* **What is expected**:
Among the entries below, copy every line that carries the word "System".

(Dataset rows describing interfaces)
________
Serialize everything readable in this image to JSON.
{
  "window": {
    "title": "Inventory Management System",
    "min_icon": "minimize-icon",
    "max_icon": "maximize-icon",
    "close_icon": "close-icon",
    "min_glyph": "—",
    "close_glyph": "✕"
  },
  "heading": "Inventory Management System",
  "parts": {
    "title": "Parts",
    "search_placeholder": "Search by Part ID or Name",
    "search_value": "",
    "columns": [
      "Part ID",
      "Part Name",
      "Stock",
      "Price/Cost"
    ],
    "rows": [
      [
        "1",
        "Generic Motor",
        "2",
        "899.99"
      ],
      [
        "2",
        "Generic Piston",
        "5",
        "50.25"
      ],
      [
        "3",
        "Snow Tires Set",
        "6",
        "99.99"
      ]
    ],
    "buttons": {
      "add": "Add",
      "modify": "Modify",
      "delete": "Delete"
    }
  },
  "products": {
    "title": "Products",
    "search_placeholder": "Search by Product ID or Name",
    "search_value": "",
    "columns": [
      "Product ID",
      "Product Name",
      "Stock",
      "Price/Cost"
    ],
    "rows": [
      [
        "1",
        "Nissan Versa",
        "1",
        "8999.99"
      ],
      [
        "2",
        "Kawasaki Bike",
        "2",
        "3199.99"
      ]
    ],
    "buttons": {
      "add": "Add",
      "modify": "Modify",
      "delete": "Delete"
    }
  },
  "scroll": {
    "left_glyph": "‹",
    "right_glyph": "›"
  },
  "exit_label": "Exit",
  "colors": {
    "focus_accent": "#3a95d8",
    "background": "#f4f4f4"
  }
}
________
* **Output for this task**:
    "title": "Inventory Management System",
  "heading": "Inventory Management System",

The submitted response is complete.